[Record set]

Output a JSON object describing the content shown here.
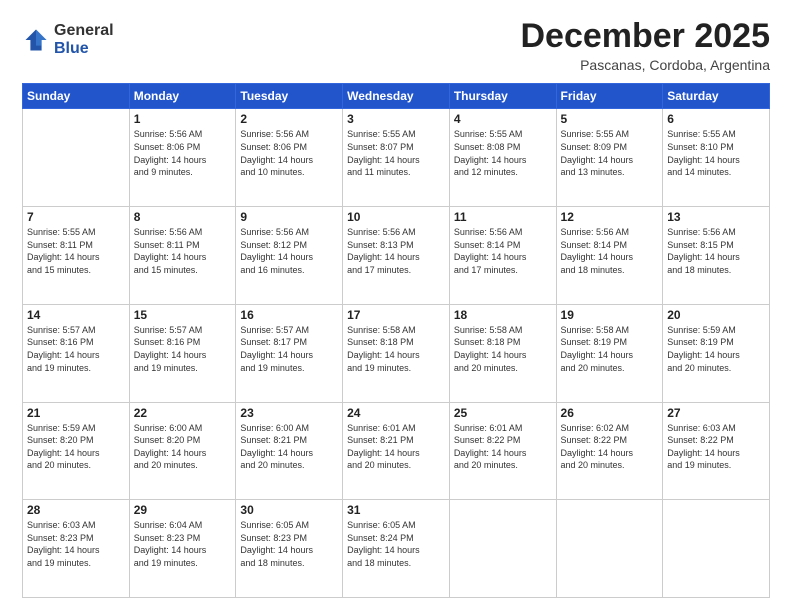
{
  "logo": {
    "general": "General",
    "blue": "Blue"
  },
  "header": {
    "month": "December 2025",
    "location": "Pascanas, Cordoba, Argentina"
  },
  "days_of_week": [
    "Sunday",
    "Monday",
    "Tuesday",
    "Wednesday",
    "Thursday",
    "Friday",
    "Saturday"
  ],
  "weeks": [
    [
      {
        "day": "",
        "info": ""
      },
      {
        "day": "1",
        "info": "Sunrise: 5:56 AM\nSunset: 8:06 PM\nDaylight: 14 hours\nand 9 minutes."
      },
      {
        "day": "2",
        "info": "Sunrise: 5:56 AM\nSunset: 8:06 PM\nDaylight: 14 hours\nand 10 minutes."
      },
      {
        "day": "3",
        "info": "Sunrise: 5:55 AM\nSunset: 8:07 PM\nDaylight: 14 hours\nand 11 minutes."
      },
      {
        "day": "4",
        "info": "Sunrise: 5:55 AM\nSunset: 8:08 PM\nDaylight: 14 hours\nand 12 minutes."
      },
      {
        "day": "5",
        "info": "Sunrise: 5:55 AM\nSunset: 8:09 PM\nDaylight: 14 hours\nand 13 minutes."
      },
      {
        "day": "6",
        "info": "Sunrise: 5:55 AM\nSunset: 8:10 PM\nDaylight: 14 hours\nand 14 minutes."
      }
    ],
    [
      {
        "day": "7",
        "info": "Sunrise: 5:55 AM\nSunset: 8:11 PM\nDaylight: 14 hours\nand 15 minutes."
      },
      {
        "day": "8",
        "info": "Sunrise: 5:56 AM\nSunset: 8:11 PM\nDaylight: 14 hours\nand 15 minutes."
      },
      {
        "day": "9",
        "info": "Sunrise: 5:56 AM\nSunset: 8:12 PM\nDaylight: 14 hours\nand 16 minutes."
      },
      {
        "day": "10",
        "info": "Sunrise: 5:56 AM\nSunset: 8:13 PM\nDaylight: 14 hours\nand 17 minutes."
      },
      {
        "day": "11",
        "info": "Sunrise: 5:56 AM\nSunset: 8:14 PM\nDaylight: 14 hours\nand 17 minutes."
      },
      {
        "day": "12",
        "info": "Sunrise: 5:56 AM\nSunset: 8:14 PM\nDaylight: 14 hours\nand 18 minutes."
      },
      {
        "day": "13",
        "info": "Sunrise: 5:56 AM\nSunset: 8:15 PM\nDaylight: 14 hours\nand 18 minutes."
      }
    ],
    [
      {
        "day": "14",
        "info": "Sunrise: 5:57 AM\nSunset: 8:16 PM\nDaylight: 14 hours\nand 19 minutes."
      },
      {
        "day": "15",
        "info": "Sunrise: 5:57 AM\nSunset: 8:16 PM\nDaylight: 14 hours\nand 19 minutes."
      },
      {
        "day": "16",
        "info": "Sunrise: 5:57 AM\nSunset: 8:17 PM\nDaylight: 14 hours\nand 19 minutes."
      },
      {
        "day": "17",
        "info": "Sunrise: 5:58 AM\nSunset: 8:18 PM\nDaylight: 14 hours\nand 19 minutes."
      },
      {
        "day": "18",
        "info": "Sunrise: 5:58 AM\nSunset: 8:18 PM\nDaylight: 14 hours\nand 20 minutes."
      },
      {
        "day": "19",
        "info": "Sunrise: 5:58 AM\nSunset: 8:19 PM\nDaylight: 14 hours\nand 20 minutes."
      },
      {
        "day": "20",
        "info": "Sunrise: 5:59 AM\nSunset: 8:19 PM\nDaylight: 14 hours\nand 20 minutes."
      }
    ],
    [
      {
        "day": "21",
        "info": "Sunrise: 5:59 AM\nSunset: 8:20 PM\nDaylight: 14 hours\nand 20 minutes."
      },
      {
        "day": "22",
        "info": "Sunrise: 6:00 AM\nSunset: 8:20 PM\nDaylight: 14 hours\nand 20 minutes."
      },
      {
        "day": "23",
        "info": "Sunrise: 6:00 AM\nSunset: 8:21 PM\nDaylight: 14 hours\nand 20 minutes."
      },
      {
        "day": "24",
        "info": "Sunrise: 6:01 AM\nSunset: 8:21 PM\nDaylight: 14 hours\nand 20 minutes."
      },
      {
        "day": "25",
        "info": "Sunrise: 6:01 AM\nSunset: 8:22 PM\nDaylight: 14 hours\nand 20 minutes."
      },
      {
        "day": "26",
        "info": "Sunrise: 6:02 AM\nSunset: 8:22 PM\nDaylight: 14 hours\nand 20 minutes."
      },
      {
        "day": "27",
        "info": "Sunrise: 6:03 AM\nSunset: 8:22 PM\nDaylight: 14 hours\nand 19 minutes."
      }
    ],
    [
      {
        "day": "28",
        "info": "Sunrise: 6:03 AM\nSunset: 8:23 PM\nDaylight: 14 hours\nand 19 minutes."
      },
      {
        "day": "29",
        "info": "Sunrise: 6:04 AM\nSunset: 8:23 PM\nDaylight: 14 hours\nand 19 minutes."
      },
      {
        "day": "30",
        "info": "Sunrise: 6:05 AM\nSunset: 8:23 PM\nDaylight: 14 hours\nand 18 minutes."
      },
      {
        "day": "31",
        "info": "Sunrise: 6:05 AM\nSunset: 8:24 PM\nDaylight: 14 hours\nand 18 minutes."
      },
      {
        "day": "",
        "info": ""
      },
      {
        "day": "",
        "info": ""
      },
      {
        "day": "",
        "info": ""
      }
    ]
  ]
}
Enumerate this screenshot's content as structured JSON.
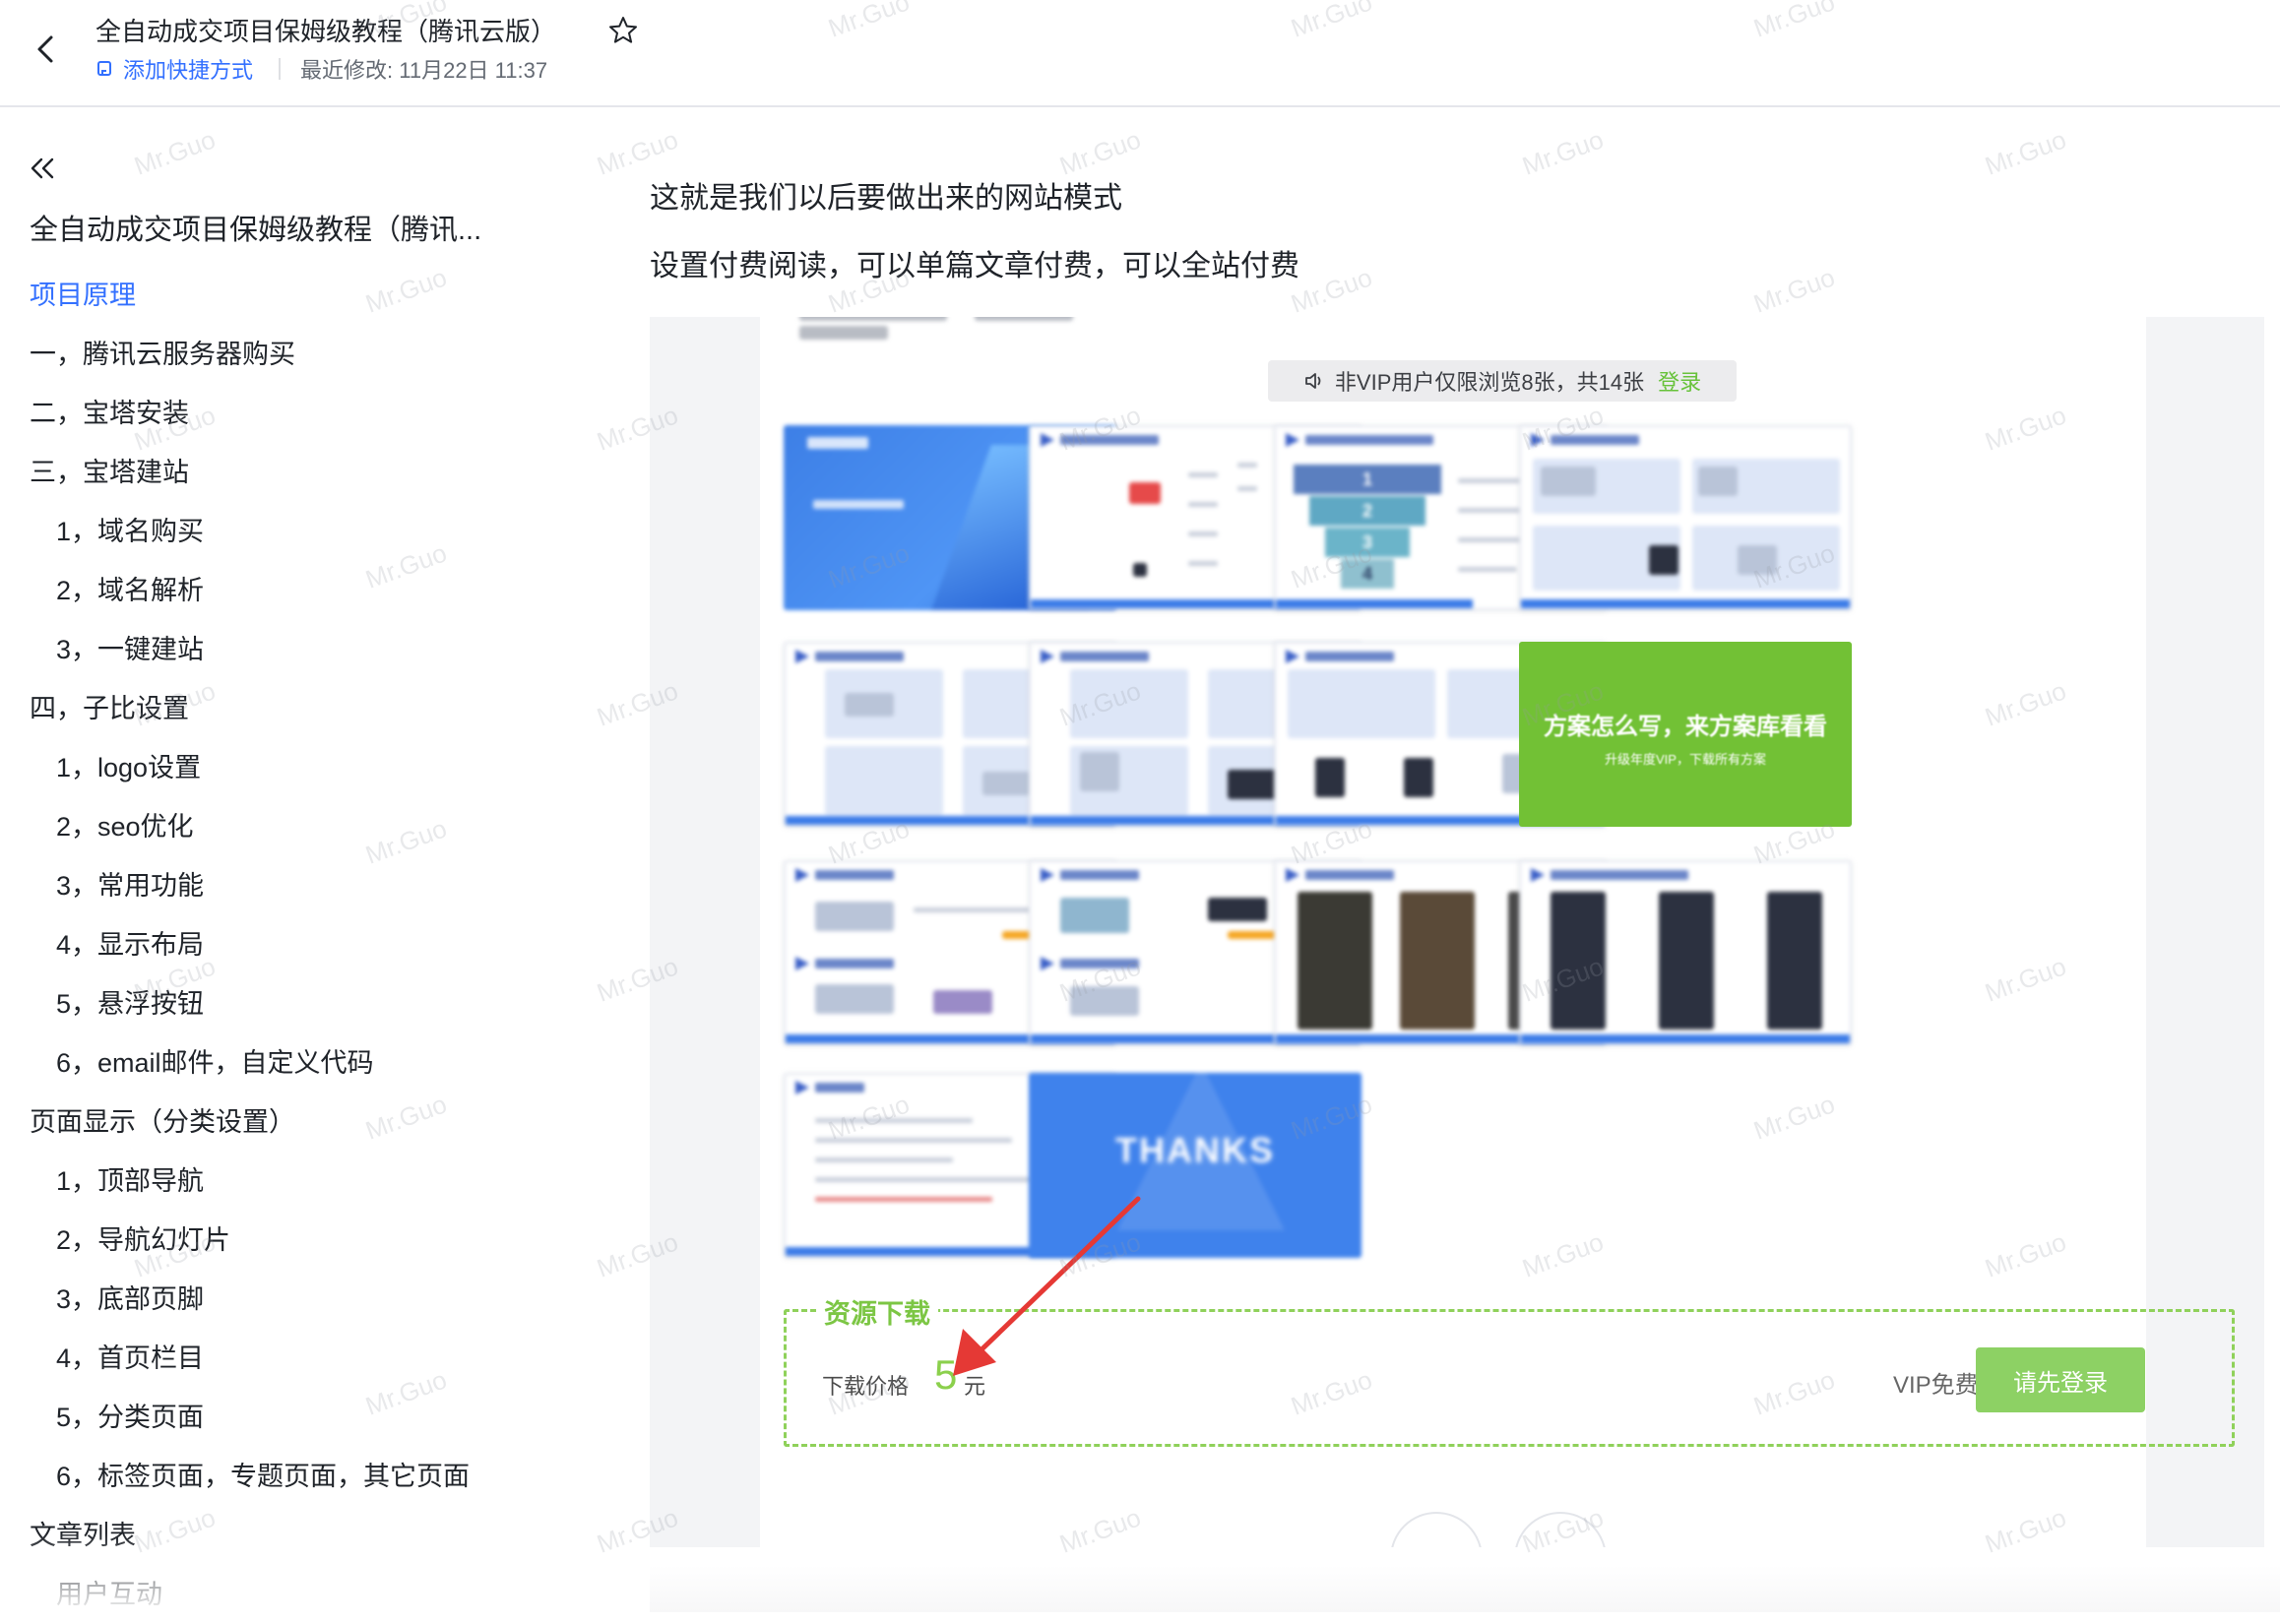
{
  "header": {
    "title": "全自动成交项目保姆级教程（腾讯云版）",
    "shortcut_label": "添加快捷方式",
    "last_modified": "最近修改: 11月22日 11:37"
  },
  "sidebar": {
    "toc_title": "全自动成交项目保姆级教程（腾讯...",
    "items": [
      {
        "label": "项目原理"
      },
      {
        "label": "一，腾讯云服务器购买"
      },
      {
        "label": "二，宝塔安装"
      },
      {
        "label": "三，宝塔建站"
      },
      {
        "label": "1，域名购买"
      },
      {
        "label": "2，域名解析"
      },
      {
        "label": "3，一键建站"
      },
      {
        "label": "四，子比设置"
      },
      {
        "label": "1，logo设置"
      },
      {
        "label": "2，seo优化"
      },
      {
        "label": "3，常用功能"
      },
      {
        "label": "4，显示布局"
      },
      {
        "label": "5，悬浮按钮"
      },
      {
        "label": "6，email邮件，自定义代码"
      },
      {
        "label": "页面显示（分类设置）"
      },
      {
        "label": "1，顶部导航"
      },
      {
        "label": "2，导航幻灯片"
      },
      {
        "label": "3，底部页脚"
      },
      {
        "label": "4，首页栏目"
      },
      {
        "label": "5，分类页面"
      },
      {
        "label": "6，标签页面，专题页面，其它页面"
      },
      {
        "label": "文章列表"
      },
      {
        "label": "用户互动"
      }
    ]
  },
  "content": {
    "para1": "这就是我们以后要做出来的网站模式",
    "para2": "设置付费阅读，可以单篇文章付费，可以全站付费"
  },
  "screenshot": {
    "vip_notice": "非VIP用户仅限浏览8张，共14张",
    "vip_login": "登录",
    "green_card_title": "方案怎么写，来方案库看看",
    "green_card_sub": "升级年度VIP，下载所有方案",
    "thanks_text": "THANKS",
    "funnel_levels": [
      "1",
      "2",
      "3",
      "4"
    ],
    "resource_title": "资源下载",
    "price_label": "下载价格",
    "price_value": "5",
    "price_unit": "元",
    "vip_free": "VIP免费",
    "login_button": "请先登录"
  },
  "watermark_text": "Mr.Guo",
  "colors": {
    "accent": "#3370ff",
    "green": "#8dd164",
    "arrow": "#e53935"
  }
}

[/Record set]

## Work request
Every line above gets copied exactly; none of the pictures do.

## Task output
Output a JSON object describing the content shown here.
{
  "logo": {
    "general": "General",
    "blue": "Blue"
  },
  "header": {
    "month": "December 2025",
    "location": "Pascanas, Cordoba, Argentina"
  },
  "days_of_week": [
    "Sunday",
    "Monday",
    "Tuesday",
    "Wednesday",
    "Thursday",
    "Friday",
    "Saturday"
  ],
  "weeks": [
    [
      {
        "day": "",
        "info": ""
      },
      {
        "day": "1",
        "info": "Sunrise: 5:56 AM\nSunset: 8:06 PM\nDaylight: 14 hours\nand 9 minutes."
      },
      {
        "day": "2",
        "info": "Sunrise: 5:56 AM\nSunset: 8:06 PM\nDaylight: 14 hours\nand 10 minutes."
      },
      {
        "day": "3",
        "info": "Sunrise: 5:55 AM\nSunset: 8:07 PM\nDaylight: 14 hours\nand 11 minutes."
      },
      {
        "day": "4",
        "info": "Sunrise: 5:55 AM\nSunset: 8:08 PM\nDaylight: 14 hours\nand 12 minutes."
      },
      {
        "day": "5",
        "info": "Sunrise: 5:55 AM\nSunset: 8:09 PM\nDaylight: 14 hours\nand 13 minutes."
      },
      {
        "day": "6",
        "info": "Sunrise: 5:55 AM\nSunset: 8:10 PM\nDaylight: 14 hours\nand 14 minutes."
      }
    ],
    [
      {
        "day": "7",
        "info": "Sunrise: 5:55 AM\nSunset: 8:11 PM\nDaylight: 14 hours\nand 15 minutes."
      },
      {
        "day": "8",
        "info": "Sunrise: 5:56 AM\nSunset: 8:11 PM\nDaylight: 14 hours\nand 15 minutes."
      },
      {
        "day": "9",
        "info": "Sunrise: 5:56 AM\nSunset: 8:12 PM\nDaylight: 14 hours\nand 16 minutes."
      },
      {
        "day": "10",
        "info": "Sunrise: 5:56 AM\nSunset: 8:13 PM\nDaylight: 14 hours\nand 17 minutes."
      },
      {
        "day": "11",
        "info": "Sunrise: 5:56 AM\nSunset: 8:14 PM\nDaylight: 14 hours\nand 17 minutes."
      },
      {
        "day": "12",
        "info": "Sunrise: 5:56 AM\nSunset: 8:14 PM\nDaylight: 14 hours\nand 18 minutes."
      },
      {
        "day": "13",
        "info": "Sunrise: 5:56 AM\nSunset: 8:15 PM\nDaylight: 14 hours\nand 18 minutes."
      }
    ],
    [
      {
        "day": "14",
        "info": "Sunrise: 5:57 AM\nSunset: 8:16 PM\nDaylight: 14 hours\nand 19 minutes."
      },
      {
        "day": "15",
        "info": "Sunrise: 5:57 AM\nSunset: 8:16 PM\nDaylight: 14 hours\nand 19 minutes."
      },
      {
        "day": "16",
        "info": "Sunrise: 5:57 AM\nSunset: 8:17 PM\nDaylight: 14 hours\nand 19 minutes."
      },
      {
        "day": "17",
        "info": "Sunrise: 5:58 AM\nSunset: 8:18 PM\nDaylight: 14 hours\nand 19 minutes."
      },
      {
        "day": "18",
        "info": "Sunrise: 5:58 AM\nSunset: 8:18 PM\nDaylight: 14 hours\nand 20 minutes."
      },
      {
        "day": "19",
        "info": "Sunrise: 5:58 AM\nSunset: 8:19 PM\nDaylight: 14 hours\nand 20 minutes."
      },
      {
        "day": "20",
        "info": "Sunrise: 5:59 AM\nSunset: 8:19 PM\nDaylight: 14 hours\nand 20 minutes."
      }
    ],
    [
      {
        "day": "21",
        "info": "Sunrise: 5:59 AM\nSunset: 8:20 PM\nDaylight: 14 hours\nand 20 minutes."
      },
      {
        "day": "22",
        "info": "Sunrise: 6:00 AM\nSunset: 8:20 PM\nDaylight: 14 hours\nand 20 minutes."
      },
      {
        "day": "23",
        "info": "Sunrise: 6:00 AM\nSunset: 8:21 PM\nDaylight: 14 hours\nand 20 minutes."
      },
      {
        "day": "24",
        "info": "Sunrise: 6:01 AM\nSunset: 8:21 PM\nDaylight: 14 hours\nand 20 minutes."
      },
      {
        "day": "25",
        "info": "Sunrise: 6:01 AM\nSunset: 8:22 PM\nDaylight: 14 hours\nand 20 minutes."
      },
      {
        "day": "26",
        "info": "Sunrise: 6:02 AM\nSunset: 8:22 PM\nDaylight: 14 hours\nand 20 minutes."
      },
      {
        "day": "27",
        "info": "Sunrise: 6:03 AM\nSunset: 8:22 PM\nDaylight: 14 hours\nand 19 minutes."
      }
    ],
    [
      {
        "day": "28",
        "info": "Sunrise: 6:03 AM\nSunset: 8:23 PM\nDaylight: 14 hours\nand 19 minutes."
      },
      {
        "day": "29",
        "info": "Sunrise: 6:04 AM\nSunset: 8:23 PM\nDaylight: 14 hours\nand 19 minutes."
      },
      {
        "day": "30",
        "info": "Sunrise: 6:05 AM\nSunset: 8:23 PM\nDaylight: 14 hours\nand 18 minutes."
      },
      {
        "day": "31",
        "info": "Sunrise: 6:05 AM\nSunset: 8:24 PM\nDaylight: 14 hours\nand 18 minutes."
      },
      {
        "day": "",
        "info": ""
      },
      {
        "day": "",
        "info": ""
      },
      {
        "day": "",
        "info": ""
      }
    ]
  ]
}
Enumerate this screenshot's content as structured JSON.
{
  "header": {
    "title": "全自动成交项目保姆级教程（腾讯云版）",
    "shortcut_label": "添加快捷方式",
    "last_modified": "最近修改: 11月22日 11:37"
  },
  "sidebar": {
    "toc_title": "全自动成交项目保姆级教程（腾讯...",
    "items": [
      {
        "label": "项目原理"
      },
      {
        "label": "一，腾讯云服务器购买"
      },
      {
        "label": "二，宝塔安装"
      },
      {
        "label": "三，宝塔建站"
      },
      {
        "label": "1，域名购买"
      },
      {
        "label": "2，域名解析"
      },
      {
        "label": "3，一键建站"
      },
      {
        "label": "四，子比设置"
      },
      {
        "label": "1，logo设置"
      },
      {
        "label": "2，seo优化"
      },
      {
        "label": "3，常用功能"
      },
      {
        "label": "4，显示布局"
      },
      {
        "label": "5，悬浮按钮"
      },
      {
        "label": "6，email邮件，自定义代码"
      },
      {
        "label": "页面显示（分类设置）"
      },
      {
        "label": "1，顶部导航"
      },
      {
        "label": "2，导航幻灯片"
      },
      {
        "label": "3，底部页脚"
      },
      {
        "label": "4，首页栏目"
      },
      {
        "label": "5，分类页面"
      },
      {
        "label": "6，标签页面，专题页面，其它页面"
      },
      {
        "label": "文章列表"
      },
      {
        "label": "用户互动"
      }
    ]
  },
  "content": {
    "para1": "这就是我们以后要做出来的网站模式",
    "para2": "设置付费阅读，可以单篇文章付费，可以全站付费"
  },
  "screenshot": {
    "vip_notice": "非VIP用户仅限浏览8张，共14张",
    "vip_login": "登录",
    "green_card_title": "方案怎么写，来方案库看看",
    "green_card_sub": "升级年度VIP，下载所有方案",
    "thanks_text": "THANKS",
    "funnel_levels": [
      "1",
      "2",
      "3",
      "4"
    ],
    "resource_title": "资源下载",
    "price_label": "下载价格",
    "price_value": "5",
    "price_unit": "元",
    "vip_free": "VIP免费",
    "login_button": "请先登录"
  },
  "watermark_text": "Mr.Guo",
  "colors": {
    "accent": "#3370ff",
    "green": "#8dd164",
    "arrow": "#e53935"
  }
}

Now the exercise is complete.